### DATA FOR THE TASK
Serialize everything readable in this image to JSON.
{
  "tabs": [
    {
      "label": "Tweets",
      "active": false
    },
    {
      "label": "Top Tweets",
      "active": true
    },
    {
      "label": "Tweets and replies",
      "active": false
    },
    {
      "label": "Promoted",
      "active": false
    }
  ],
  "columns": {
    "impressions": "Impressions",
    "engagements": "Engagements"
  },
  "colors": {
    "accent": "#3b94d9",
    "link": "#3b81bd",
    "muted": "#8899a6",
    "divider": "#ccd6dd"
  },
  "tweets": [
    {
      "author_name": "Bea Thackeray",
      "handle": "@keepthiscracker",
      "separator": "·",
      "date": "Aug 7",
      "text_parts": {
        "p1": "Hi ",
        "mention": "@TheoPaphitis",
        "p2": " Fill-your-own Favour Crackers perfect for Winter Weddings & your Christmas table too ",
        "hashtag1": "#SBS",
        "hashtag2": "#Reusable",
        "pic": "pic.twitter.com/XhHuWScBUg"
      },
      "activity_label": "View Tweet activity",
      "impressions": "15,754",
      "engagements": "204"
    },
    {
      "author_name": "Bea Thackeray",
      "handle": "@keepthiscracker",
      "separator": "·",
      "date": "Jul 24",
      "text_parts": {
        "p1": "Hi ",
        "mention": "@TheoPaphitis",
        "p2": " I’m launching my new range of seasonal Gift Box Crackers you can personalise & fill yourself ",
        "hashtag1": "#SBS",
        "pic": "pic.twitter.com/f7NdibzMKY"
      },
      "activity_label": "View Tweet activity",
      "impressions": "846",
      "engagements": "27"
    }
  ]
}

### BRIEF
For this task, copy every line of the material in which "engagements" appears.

### ANSWER SPACE
    "engagements": "Engagements"
      "engagements": "204"
      "engagements": "27"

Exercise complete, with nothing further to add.